## Your goal:
Take each line of the material that includes "JSON" and copy it.
■ ■ ■ ■
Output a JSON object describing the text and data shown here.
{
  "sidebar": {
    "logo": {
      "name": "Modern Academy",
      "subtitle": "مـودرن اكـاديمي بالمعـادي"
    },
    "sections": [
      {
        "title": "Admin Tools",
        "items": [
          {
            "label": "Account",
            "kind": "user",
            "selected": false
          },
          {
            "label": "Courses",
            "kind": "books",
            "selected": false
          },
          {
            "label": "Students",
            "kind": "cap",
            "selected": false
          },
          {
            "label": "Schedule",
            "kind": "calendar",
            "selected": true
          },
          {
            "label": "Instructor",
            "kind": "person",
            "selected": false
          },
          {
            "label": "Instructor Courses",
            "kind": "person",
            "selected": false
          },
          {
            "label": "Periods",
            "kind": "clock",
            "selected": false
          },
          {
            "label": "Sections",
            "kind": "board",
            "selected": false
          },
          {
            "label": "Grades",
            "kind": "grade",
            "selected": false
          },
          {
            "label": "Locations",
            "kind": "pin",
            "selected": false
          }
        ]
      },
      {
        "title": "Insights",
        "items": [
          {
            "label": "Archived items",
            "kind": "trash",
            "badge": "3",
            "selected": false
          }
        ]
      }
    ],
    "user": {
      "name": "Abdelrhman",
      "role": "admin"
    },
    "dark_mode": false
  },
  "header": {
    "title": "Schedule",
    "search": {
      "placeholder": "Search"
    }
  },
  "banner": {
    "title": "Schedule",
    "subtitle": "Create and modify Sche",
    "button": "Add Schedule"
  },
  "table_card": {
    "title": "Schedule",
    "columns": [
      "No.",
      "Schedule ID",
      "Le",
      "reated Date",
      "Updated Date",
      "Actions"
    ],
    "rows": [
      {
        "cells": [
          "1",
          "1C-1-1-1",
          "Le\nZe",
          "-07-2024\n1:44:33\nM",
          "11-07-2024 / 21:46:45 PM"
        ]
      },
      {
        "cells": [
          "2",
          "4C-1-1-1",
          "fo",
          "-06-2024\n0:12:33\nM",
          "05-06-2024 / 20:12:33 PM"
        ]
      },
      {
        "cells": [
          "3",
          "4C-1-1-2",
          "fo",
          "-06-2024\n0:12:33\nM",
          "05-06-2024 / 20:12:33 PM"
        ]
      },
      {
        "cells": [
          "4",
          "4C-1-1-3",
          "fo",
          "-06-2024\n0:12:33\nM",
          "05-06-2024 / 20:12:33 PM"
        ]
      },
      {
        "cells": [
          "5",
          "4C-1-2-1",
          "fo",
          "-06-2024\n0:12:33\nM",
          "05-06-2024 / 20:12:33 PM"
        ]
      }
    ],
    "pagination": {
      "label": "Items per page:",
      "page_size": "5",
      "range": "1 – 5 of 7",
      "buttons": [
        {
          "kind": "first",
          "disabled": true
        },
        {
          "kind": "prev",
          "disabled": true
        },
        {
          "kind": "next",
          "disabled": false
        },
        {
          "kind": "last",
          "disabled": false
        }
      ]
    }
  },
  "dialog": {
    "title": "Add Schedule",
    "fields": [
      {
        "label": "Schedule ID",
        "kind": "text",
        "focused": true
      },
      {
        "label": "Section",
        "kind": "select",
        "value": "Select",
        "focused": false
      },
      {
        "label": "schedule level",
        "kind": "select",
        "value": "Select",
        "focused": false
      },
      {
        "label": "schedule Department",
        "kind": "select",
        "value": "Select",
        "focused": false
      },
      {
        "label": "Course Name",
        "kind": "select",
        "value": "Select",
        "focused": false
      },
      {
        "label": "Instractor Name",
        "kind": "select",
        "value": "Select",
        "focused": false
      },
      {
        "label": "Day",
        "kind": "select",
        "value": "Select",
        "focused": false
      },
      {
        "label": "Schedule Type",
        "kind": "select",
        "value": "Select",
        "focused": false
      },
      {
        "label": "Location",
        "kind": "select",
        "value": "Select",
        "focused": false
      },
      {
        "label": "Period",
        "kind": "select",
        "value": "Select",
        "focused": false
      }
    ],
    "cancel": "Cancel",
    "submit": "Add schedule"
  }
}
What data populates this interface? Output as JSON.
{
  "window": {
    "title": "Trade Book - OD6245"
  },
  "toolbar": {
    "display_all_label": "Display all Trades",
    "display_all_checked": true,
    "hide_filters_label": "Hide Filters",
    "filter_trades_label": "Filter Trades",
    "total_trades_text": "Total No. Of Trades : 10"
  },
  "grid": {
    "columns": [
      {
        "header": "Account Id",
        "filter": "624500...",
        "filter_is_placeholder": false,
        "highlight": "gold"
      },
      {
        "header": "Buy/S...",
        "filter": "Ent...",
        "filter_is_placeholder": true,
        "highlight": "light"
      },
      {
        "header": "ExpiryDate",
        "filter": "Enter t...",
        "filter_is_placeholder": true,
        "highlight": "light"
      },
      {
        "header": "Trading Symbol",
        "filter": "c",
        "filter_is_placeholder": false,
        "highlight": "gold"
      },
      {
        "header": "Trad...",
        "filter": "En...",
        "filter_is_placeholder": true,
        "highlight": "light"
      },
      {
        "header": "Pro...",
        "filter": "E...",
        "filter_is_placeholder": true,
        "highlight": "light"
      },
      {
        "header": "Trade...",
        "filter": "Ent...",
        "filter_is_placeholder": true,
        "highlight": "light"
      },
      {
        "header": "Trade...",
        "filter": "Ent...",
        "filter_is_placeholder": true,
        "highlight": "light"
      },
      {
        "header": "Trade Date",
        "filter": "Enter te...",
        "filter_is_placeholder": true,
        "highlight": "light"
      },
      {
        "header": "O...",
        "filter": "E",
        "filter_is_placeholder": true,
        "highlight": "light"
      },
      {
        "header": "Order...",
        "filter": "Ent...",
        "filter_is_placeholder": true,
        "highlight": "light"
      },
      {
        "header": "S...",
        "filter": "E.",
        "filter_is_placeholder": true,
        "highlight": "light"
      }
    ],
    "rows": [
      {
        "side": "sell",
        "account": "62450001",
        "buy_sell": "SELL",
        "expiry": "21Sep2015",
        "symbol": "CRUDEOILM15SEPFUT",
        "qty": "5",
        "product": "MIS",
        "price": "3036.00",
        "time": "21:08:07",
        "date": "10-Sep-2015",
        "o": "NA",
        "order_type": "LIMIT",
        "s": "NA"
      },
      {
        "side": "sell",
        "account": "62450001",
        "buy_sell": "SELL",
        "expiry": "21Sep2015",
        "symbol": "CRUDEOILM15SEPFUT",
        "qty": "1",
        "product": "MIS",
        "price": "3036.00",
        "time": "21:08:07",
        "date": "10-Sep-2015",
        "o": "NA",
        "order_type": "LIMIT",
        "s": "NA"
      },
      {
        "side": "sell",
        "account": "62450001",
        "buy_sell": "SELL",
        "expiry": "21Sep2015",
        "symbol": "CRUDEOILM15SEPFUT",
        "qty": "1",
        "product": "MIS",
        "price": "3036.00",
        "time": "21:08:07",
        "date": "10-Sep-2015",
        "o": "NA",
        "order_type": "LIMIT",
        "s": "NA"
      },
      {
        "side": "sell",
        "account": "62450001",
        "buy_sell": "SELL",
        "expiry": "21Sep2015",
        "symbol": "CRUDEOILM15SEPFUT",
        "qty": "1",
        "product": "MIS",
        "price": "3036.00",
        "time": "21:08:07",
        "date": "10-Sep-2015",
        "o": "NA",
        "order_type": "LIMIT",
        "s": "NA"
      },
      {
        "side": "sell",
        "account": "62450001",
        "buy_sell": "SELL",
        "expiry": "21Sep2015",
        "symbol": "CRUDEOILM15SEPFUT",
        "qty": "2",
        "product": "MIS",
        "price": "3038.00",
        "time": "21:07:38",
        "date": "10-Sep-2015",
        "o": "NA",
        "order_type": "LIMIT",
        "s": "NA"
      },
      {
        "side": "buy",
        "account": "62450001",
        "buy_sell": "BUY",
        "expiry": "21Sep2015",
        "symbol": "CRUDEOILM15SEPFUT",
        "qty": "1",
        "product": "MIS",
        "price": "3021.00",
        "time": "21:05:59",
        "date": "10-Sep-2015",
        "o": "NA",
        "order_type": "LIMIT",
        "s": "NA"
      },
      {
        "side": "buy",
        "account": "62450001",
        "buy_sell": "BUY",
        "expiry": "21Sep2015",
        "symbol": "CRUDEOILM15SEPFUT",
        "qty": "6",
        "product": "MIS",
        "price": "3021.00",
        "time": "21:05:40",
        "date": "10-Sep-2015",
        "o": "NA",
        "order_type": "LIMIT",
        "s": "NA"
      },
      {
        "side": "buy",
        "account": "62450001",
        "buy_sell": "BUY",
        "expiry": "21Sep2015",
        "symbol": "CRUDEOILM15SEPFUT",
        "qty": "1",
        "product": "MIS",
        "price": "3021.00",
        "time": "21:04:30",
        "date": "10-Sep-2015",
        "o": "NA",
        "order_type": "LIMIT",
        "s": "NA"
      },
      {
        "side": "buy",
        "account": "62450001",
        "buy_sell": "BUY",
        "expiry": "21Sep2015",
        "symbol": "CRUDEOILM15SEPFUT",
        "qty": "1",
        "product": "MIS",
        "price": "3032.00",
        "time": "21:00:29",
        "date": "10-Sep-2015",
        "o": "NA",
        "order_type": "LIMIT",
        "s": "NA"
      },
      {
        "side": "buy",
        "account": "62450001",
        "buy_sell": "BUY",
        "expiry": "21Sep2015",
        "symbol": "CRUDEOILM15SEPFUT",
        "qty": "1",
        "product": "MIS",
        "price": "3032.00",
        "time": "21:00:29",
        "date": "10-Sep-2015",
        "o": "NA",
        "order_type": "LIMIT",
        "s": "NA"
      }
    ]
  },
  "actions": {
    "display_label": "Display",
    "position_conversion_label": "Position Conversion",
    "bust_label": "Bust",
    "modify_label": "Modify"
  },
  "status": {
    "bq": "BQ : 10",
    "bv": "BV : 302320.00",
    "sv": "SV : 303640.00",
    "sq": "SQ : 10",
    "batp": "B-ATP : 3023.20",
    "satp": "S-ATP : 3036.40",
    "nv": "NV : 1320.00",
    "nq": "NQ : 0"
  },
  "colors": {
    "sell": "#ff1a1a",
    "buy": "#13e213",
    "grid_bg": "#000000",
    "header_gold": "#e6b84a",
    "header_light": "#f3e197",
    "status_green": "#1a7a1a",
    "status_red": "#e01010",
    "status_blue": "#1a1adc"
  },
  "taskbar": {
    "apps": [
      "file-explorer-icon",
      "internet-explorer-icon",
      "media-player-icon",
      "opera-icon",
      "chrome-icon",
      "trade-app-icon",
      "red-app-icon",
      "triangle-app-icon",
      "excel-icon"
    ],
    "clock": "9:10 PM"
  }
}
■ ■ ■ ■
## Exercise answer:
Output a JSON object describing the text and data shown here.
What data populates this interface? Output as JSON.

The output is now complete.